There are indications that in June the State government might declare Coimbatore and Villupuram districts smoke-free after a visit from the WHO officials, says S. Cyril Alexander, executive director of the Chennai-based Mary Anne Charity Trust, which has been conducting opinion polls and monitoring complaints and awareness levels in the city and the suburbs about the Control of Tobacco Products Act.
Compliance to the COTPA is over 80 per cent in Coimbatore and Villupuram, Mr. Alexander says. MACT has commissioned a survey of Chennai and the results would be out within a week. However, “more action from the government is needed” he adds.

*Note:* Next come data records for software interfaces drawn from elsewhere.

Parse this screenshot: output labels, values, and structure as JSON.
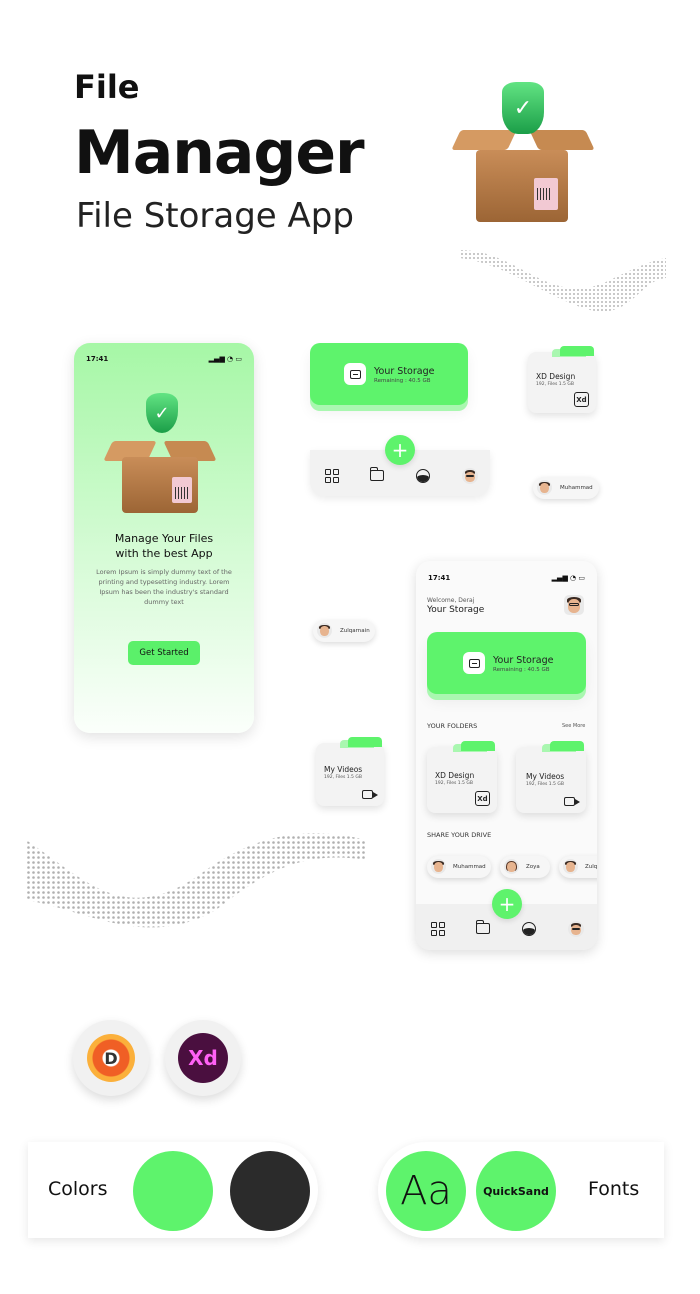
{
  "header": {
    "line1": "File",
    "line2": "Manager",
    "line3": "File Storage App"
  },
  "colors": {
    "accent": "#5EF36C",
    "dark": "#2B2B2B"
  },
  "phone1": {
    "time": "17:41",
    "title": "Manage Your Files\nwith the best App",
    "body": "Lorem Ipsum is simply dummy text of the printing and typesetting industry. Lorem Ipsum has been the industry's standard dummy text",
    "cta": "Get Started"
  },
  "storage_card": {
    "title": "Your Storage",
    "subtitle": "Remaining : 40.5 GB"
  },
  "folders": {
    "xd": {
      "title": "XD Design",
      "subtitle": "192, Files 1.5 GB",
      "icon": "Xd"
    },
    "videos": {
      "title": "My Videos",
      "subtitle": "192, Files 1.5 GB"
    }
  },
  "chips": {
    "muhammad": "Muhammad",
    "zulqarnain": "Zulqarnain",
    "zoya": "Zoya"
  },
  "phone2": {
    "time": "17:41",
    "welcome": "Welcome, Deraj",
    "heading": "Your Storage",
    "section_folders": "YOUR FOLDERS",
    "see_more": "See More",
    "section_share": "SHARE YOUR DRIVE"
  },
  "tools": {
    "xd": "Xd",
    "dribbble": "D"
  },
  "bottom": {
    "colors_label": "Colors",
    "font_sample": "Aa",
    "font_name": "QuickSand",
    "fonts_label": "Fonts"
  }
}
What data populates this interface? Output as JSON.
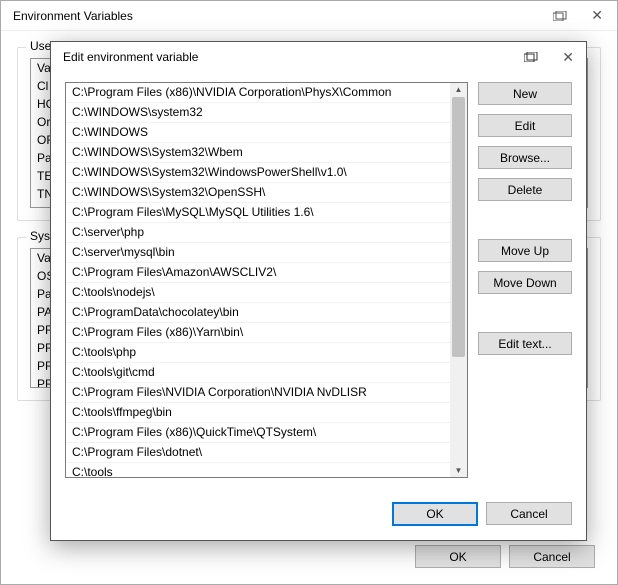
{
  "parent": {
    "title": "Environment Variables",
    "user_group_label": "User",
    "user_vars": [
      "Va",
      "Cl",
      "HC",
      "Or",
      "OF",
      "Pa",
      "TE",
      "TN"
    ],
    "sys_group_label": "Syste",
    "sys_vars": [
      "Va",
      "OS",
      "Pa",
      "PA",
      "PR",
      "PR",
      "PR",
      "PR"
    ],
    "ok": "OK",
    "cancel": "Cancel"
  },
  "child": {
    "title": "Edit environment variable",
    "paths": [
      "C:\\Program Files (x86)\\NVIDIA Corporation\\PhysX\\Common",
      "C:\\WINDOWS\\system32",
      "C:\\WINDOWS",
      "C:\\WINDOWS\\System32\\Wbem",
      "C:\\WINDOWS\\System32\\WindowsPowerShell\\v1.0\\",
      "C:\\WINDOWS\\System32\\OpenSSH\\",
      "C:\\Program Files\\MySQL\\MySQL Utilities 1.6\\",
      "C:\\server\\php",
      "C:\\server\\mysql\\bin",
      "C:\\Program Files\\Amazon\\AWSCLIV2\\",
      "C:\\tools\\nodejs\\",
      "C:\\ProgramData\\chocolatey\\bin",
      "C:\\Program Files (x86)\\Yarn\\bin\\",
      "C:\\tools\\php",
      "C:\\tools\\git\\cmd",
      "C:\\Program Files\\NVIDIA Corporation\\NVIDIA NvDLISR",
      "C:\\tools\\ffmpeg\\bin",
      "C:\\Program Files (x86)\\QuickTime\\QTSystem\\",
      "C:\\Program Files\\dotnet\\",
      "C:\\tools"
    ],
    "buttons": {
      "new": "New",
      "edit": "Edit",
      "browse": "Browse...",
      "delete": "Delete",
      "move_up": "Move Up",
      "move_down": "Move Down",
      "edit_text": "Edit text..."
    },
    "ok": "OK",
    "cancel": "Cancel"
  }
}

For instance, organisations may ban smoking on their premises but do not display the name and designation of the official to whom complaints must be forwarded. Also, more than half the shops do not have signage boards and those that do are not to the COTPA specifications.
In schools and colleges, the NCC and NSS have helped spread the message. School Task Force on Tobacco Control monitor sale of tobacco products near the Corporation schools. The Central Board of Secondary Education is bringing a change in its syllabus to incorporate awareness messages.
Since it rests with the individuals to understand the effect tobacco has on them personally, self-help groups and women must also participate, says Prasanna Kannan, Senior State Consultant, Tobacco Free Initiative, WHO.
In the run up to World No Tobacco Day on May 31 NGOs have planned several events. The Cancer Institute, Adyar, would hold a workshop for traders this week to sensitise them to complying with the COTPA rules. The State government, under the aegis of the WHO, would organise a rally on that day and traders have proposed not to sell tobacco products for a day.
By intensifying the effort to educate the youth, there is hope that the awareness would prevent them from becoming addicted to tobacco, the activists say.